“It does sound, indeed," replied Mrs. Gracelove," very much like the licence of poetry; but on your knowledge of it, as a fact, I cannot but rely. I must confess, however, that it is a very extraordinary circumstance, and proves the amazing fecundity of Ullswater, beyond any comparison with the other lakes of the two counties.”
“Such is the truth, "responded our host; "and, in addition to the number, may also be stated the size of some of these fish, which have, occasionally, been taken of the enormous weight of thirty pounds; and, to sum up the whole of their merits, their flavour is equal both to their number and size.”
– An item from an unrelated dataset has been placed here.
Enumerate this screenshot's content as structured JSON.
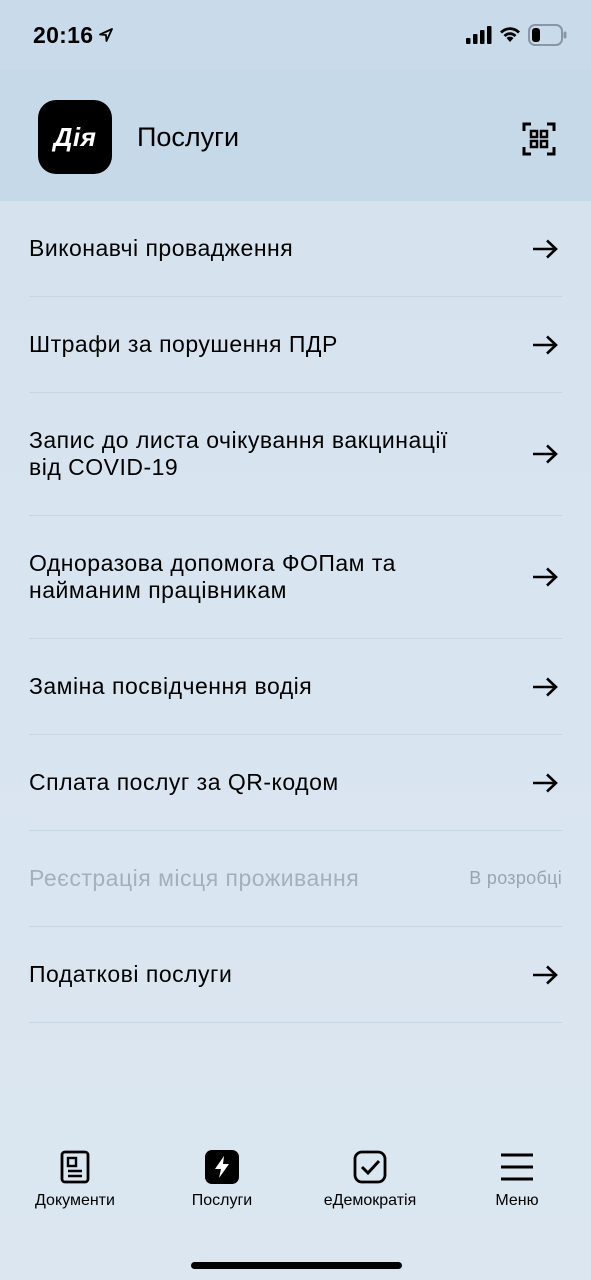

An excellent repast terminated the day's excursion, of which the trout, so highly eulogized, formed the prominent dish; and the family retired to rest after the fatigues of the day. But, to the great grief of our friend, their retirement for the night was unhallowed by that family worship, which, rising from sincere and grateful hearts, while it offers thanksgivings to God for past mercies, lays a holy foundation, through the merits of the Redeemer, for blessings to come.
On the following morning, while walking in the garden before breakfast, with the lady of the house, she took the opportunity of speaking to her on the subject. She insisted, with candour and firmness, yet with kindness, on the imperative obligation resting upon every family to perform this essential duty. She referred her to that striking passage in Jeremiah, where the prophet invokes the Almighty to vindicate his violated sovereignty by severe chastisements against such offenders—Pour out thy fury,' he says, “upon the heathen that know thee not, and upon the families that call not on thy name.'
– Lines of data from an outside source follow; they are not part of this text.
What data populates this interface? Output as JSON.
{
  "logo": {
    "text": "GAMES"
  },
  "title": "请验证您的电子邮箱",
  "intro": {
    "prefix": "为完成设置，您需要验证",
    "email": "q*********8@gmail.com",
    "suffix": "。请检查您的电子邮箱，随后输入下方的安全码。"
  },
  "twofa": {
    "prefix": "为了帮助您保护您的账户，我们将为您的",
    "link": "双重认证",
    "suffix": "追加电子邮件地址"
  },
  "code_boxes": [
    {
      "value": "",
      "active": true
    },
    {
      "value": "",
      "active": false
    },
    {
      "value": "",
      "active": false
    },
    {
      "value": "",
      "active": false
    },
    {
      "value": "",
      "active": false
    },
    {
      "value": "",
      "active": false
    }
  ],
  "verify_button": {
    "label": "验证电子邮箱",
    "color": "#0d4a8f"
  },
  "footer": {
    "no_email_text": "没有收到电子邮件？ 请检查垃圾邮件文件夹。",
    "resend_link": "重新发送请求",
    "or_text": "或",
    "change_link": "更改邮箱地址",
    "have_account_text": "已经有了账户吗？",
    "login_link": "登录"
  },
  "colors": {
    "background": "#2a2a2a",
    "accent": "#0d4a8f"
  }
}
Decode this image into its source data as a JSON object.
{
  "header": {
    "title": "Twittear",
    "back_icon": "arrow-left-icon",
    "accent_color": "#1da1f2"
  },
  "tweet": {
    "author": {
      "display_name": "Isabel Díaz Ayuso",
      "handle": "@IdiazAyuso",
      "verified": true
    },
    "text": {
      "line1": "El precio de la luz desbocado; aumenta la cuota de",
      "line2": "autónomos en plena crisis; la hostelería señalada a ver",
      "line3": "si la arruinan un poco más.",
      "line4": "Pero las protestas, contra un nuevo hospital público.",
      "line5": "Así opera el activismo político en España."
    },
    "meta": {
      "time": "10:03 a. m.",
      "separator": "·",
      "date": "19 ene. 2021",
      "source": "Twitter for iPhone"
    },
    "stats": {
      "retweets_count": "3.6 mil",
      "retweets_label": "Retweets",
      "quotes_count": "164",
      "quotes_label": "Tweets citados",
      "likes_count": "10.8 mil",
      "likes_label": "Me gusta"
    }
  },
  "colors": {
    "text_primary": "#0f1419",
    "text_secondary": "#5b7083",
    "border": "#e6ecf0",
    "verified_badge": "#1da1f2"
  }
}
“Pardon me, my dear Mrs. Sandford," she observed, “if I say, that it is Christianity, without Christ, to profess and not to practise. It is like the air-bubbles blown by children from the ends of pipes ;-very fair outside, with reflected rays of light, but full of emptiness within, and which a mere breath will burst. We should all of us studiously remember what is said, in the Gospel of St. Matthew, about cleaning the outside of the cup and of the platter,' and about 'whited sepulchres' — and who it is that says it." +
“ I feel that we are quite open to your friendly expostulation,” replied Mrs. Sandford, “for I am conscious of the propriety of having family prayers in the domestic establishment of every Christian. Mr. Sandford, however, is of a different opinion. His argument is, that the Almighty is perfectly acquainted with our wants without our telling Him, and that, therefore, it is a superfluous ceremony.""
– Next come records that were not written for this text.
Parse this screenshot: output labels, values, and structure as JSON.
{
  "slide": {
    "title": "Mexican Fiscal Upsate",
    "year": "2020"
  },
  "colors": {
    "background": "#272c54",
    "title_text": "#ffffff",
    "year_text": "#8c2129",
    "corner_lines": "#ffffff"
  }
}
“This is a very strange doctrine truly,” remarked Mrs. Gracelove. “Such a principle would close the door of every church and chapel throughout Christendom; would prostrate every family altar; seal up every lip; deaden every heart; banish prayer from the world; and degrade mankind to a lower scale than the beasts that perish. This would, indeed, be to frustrate the grace of God, and to bar all access to the pardon and acceptance of our Divine Maker. Mr. Sandford can never have read his Bible," she further observed, “or such a wild theory, to speak mildly of it, could never have entered his . Jer. x. 25.
+ Matt. xxiii. 25—28.